§ Assigned task
Each entry that follows should be written again verbatim.

§ Recorded data
*****

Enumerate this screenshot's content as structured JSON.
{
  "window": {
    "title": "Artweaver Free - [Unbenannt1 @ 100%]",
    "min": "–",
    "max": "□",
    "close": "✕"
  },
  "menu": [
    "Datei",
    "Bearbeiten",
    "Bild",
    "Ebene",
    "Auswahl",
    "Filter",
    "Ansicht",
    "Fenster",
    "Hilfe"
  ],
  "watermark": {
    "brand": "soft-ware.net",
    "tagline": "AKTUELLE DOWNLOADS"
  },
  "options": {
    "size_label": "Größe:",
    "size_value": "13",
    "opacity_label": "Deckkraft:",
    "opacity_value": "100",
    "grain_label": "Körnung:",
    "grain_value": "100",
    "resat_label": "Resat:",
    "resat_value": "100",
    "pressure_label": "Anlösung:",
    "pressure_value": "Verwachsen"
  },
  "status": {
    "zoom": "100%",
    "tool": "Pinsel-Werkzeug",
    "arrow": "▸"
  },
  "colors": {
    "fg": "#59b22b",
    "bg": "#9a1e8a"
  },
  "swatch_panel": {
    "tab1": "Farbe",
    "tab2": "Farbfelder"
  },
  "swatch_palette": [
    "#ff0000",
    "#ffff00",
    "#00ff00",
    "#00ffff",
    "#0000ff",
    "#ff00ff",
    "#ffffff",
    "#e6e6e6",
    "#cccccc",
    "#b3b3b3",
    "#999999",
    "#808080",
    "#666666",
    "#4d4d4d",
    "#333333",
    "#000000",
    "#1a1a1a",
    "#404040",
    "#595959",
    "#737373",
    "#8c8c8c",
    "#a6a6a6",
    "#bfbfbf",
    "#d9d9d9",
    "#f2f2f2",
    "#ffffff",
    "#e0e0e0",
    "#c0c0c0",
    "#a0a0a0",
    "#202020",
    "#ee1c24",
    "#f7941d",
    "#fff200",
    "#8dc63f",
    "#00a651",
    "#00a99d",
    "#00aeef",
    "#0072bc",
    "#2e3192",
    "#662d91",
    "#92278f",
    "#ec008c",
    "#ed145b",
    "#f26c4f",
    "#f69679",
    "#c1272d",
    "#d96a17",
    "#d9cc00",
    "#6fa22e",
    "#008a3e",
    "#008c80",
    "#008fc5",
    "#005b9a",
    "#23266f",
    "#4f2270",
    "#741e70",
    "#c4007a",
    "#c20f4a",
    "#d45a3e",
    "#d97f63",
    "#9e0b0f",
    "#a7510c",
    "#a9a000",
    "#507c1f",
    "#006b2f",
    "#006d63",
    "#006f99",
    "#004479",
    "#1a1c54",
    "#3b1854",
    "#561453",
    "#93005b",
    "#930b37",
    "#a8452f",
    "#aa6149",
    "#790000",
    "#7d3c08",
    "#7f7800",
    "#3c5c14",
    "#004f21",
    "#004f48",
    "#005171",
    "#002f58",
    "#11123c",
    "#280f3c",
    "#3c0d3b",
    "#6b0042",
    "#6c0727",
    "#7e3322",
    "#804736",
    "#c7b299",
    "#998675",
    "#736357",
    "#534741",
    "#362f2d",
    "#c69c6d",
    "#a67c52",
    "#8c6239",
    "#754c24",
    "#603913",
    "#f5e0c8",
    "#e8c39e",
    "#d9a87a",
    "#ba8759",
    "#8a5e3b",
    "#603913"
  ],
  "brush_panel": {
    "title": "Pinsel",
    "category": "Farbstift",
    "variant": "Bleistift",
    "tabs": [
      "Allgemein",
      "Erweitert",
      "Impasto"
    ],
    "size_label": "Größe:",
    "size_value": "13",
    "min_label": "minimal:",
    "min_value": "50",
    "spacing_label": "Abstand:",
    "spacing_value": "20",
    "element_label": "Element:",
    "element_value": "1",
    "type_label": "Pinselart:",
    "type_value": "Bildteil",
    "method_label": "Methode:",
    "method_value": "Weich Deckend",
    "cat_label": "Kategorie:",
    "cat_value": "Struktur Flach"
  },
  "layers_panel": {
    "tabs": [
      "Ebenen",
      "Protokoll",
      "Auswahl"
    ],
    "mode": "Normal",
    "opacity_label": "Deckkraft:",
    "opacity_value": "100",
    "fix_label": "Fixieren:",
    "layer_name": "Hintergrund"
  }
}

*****

§ Answer below
Enumerate this screenshot's content as structured JSON.
{
  "window": {
    "title": "Artweaver Free - [Unbenannt1 @ 100%]",
    "min": "–",
    "max": "□",
    "close": "✕"
  },
  "menu": [
    "Datei",
    "Bearbeiten",
    "Bild",
    "Ebene",
    "Auswahl",
    "Filter",
    "Ansicht",
    "Fenster",
    "Hilfe"
  ],
  "watermark": {
    "brand": "soft-ware.net",
    "tagline": "AKTUELLE DOWNLOADS"
  },
  "options": {
    "size_label": "Größe:",
    "size_value": "13",
    "opacity_label": "Deckkraft:",
    "opacity_value": "100",
    "grain_label": "Körnung:",
    "grain_value": "100",
    "resat_label": "Resat:",
    "resat_value": "100",
    "pressure_label": "Anlösung:",
    "pressure_value": "Verwachsen"
  },
  "status": {
    "zoom": "100%",
    "tool": "Pinsel-Werkzeug",
    "arrow": "▸"
  },
  "colors": {
    "fg": "#59b22b",
    "bg": "#9a1e8a"
  },
  "swatch_panel": {
    "tab1": "Farbe",
    "tab2": "Farbfelder"
  },
  "swatch_palette": [
    "#ff0000",
    "#ffff00",
    "#00ff00",
    "#00ffff",
    "#0000ff",
    "#ff00ff",
    "#ffffff",
    "#e6e6e6",
    "#cccccc",
    "#b3b3b3",
    "#999999",
    "#808080",
    "#666666",
    "#4d4d4d",
    "#333333",
    "#000000",
    "#1a1a1a",
    "#404040",
    "#595959",
    "#737373",
    "#8c8c8c",
    "#a6a6a6",
    "#bfbfbf",
    "#d9d9d9",
    "#f2f2f2",
    "#ffffff",
    "#e0e0e0",
    "#c0c0c0",
    "#a0a0a0",
    "#202020",
    "#ee1c24",
    "#f7941d",
    "#fff200",
    "#8dc63f",
    "#00a651",
    "#00a99d",
    "#00aeef",
    "#0072bc",
    "#2e3192",
    "#662d91",
    "#92278f",
    "#ec008c",
    "#ed145b",
    "#f26c4f",
    "#f69679",
    "#c1272d",
    "#d96a17",
    "#d9cc00",
    "#6fa22e",
    "#008a3e",
    "#008c80",
    "#008fc5",
    "#005b9a",
    "#23266f",
    "#4f2270",
    "#741e70",
    "#c4007a",
    "#c20f4a",
    "#d45a3e",
    "#d97f63",
    "#9e0b0f",
    "#a7510c",
    "#a9a000",
    "#507c1f",
    "#006b2f",
    "#006d63",
    "#006f99",
    "#004479",
    "#1a1c54",
    "#3b1854",
    "#561453",
    "#93005b",
    "#930b37",
    "#a8452f",
    "#aa6149",
    "#790000",
    "#7d3c08",
    "#7f7800",
    "#3c5c14",
    "#004f21",
    "#004f48",
    "#005171",
    "#002f58",
    "#11123c",
    "#280f3c",
    "#3c0d3b",
    "#6b0042",
    "#6c0727",
    "#7e3322",
    "#804736",
    "#c7b299",
    "#998675",
    "#736357",
    "#534741",
    "#362f2d",
    "#c69c6d",
    "#a67c52",
    "#8c6239",
    "#754c24",
    "#603913",
    "#f5e0c8",
    "#e8c39e",
    "#d9a87a",
    "#ba8759",
    "#8a5e3b",
    "#603913"
  ],
  "brush_panel": {
    "title": "Pinsel",
    "category": "Farbstift",
    "variant": "Bleistift",
    "tabs": [
      "Allgemein",
      "Erweitert",
      "Impasto"
    ],
    "size_label": "Größe:",
    "size_value": "13",
    "min_label": "minimal:",
    "min_value": "50",
    "spacing_label": "Abstand:",
    "spacing_value": "20",
    "element_label": "Element:",
    "element_value": "1",
    "type_label": "Pinselart:",
    "type_value": "Bildteil",
    "method_label": "Methode:",
    "method_value": "Weich Deckend",
    "cat_label": "Kategorie:",
    "cat_value": "Struktur Flach"
  },
  "layers_panel": {
    "tabs": [
      "Ebenen",
      "Protokoll",
      "Auswahl"
    ],
    "mode": "Normal",
    "opacity_label": "Deckkraft:",
    "opacity_value": "100",
    "fix_label": "Fixieren:",
    "layer_name": "Hintergrund"
  }
}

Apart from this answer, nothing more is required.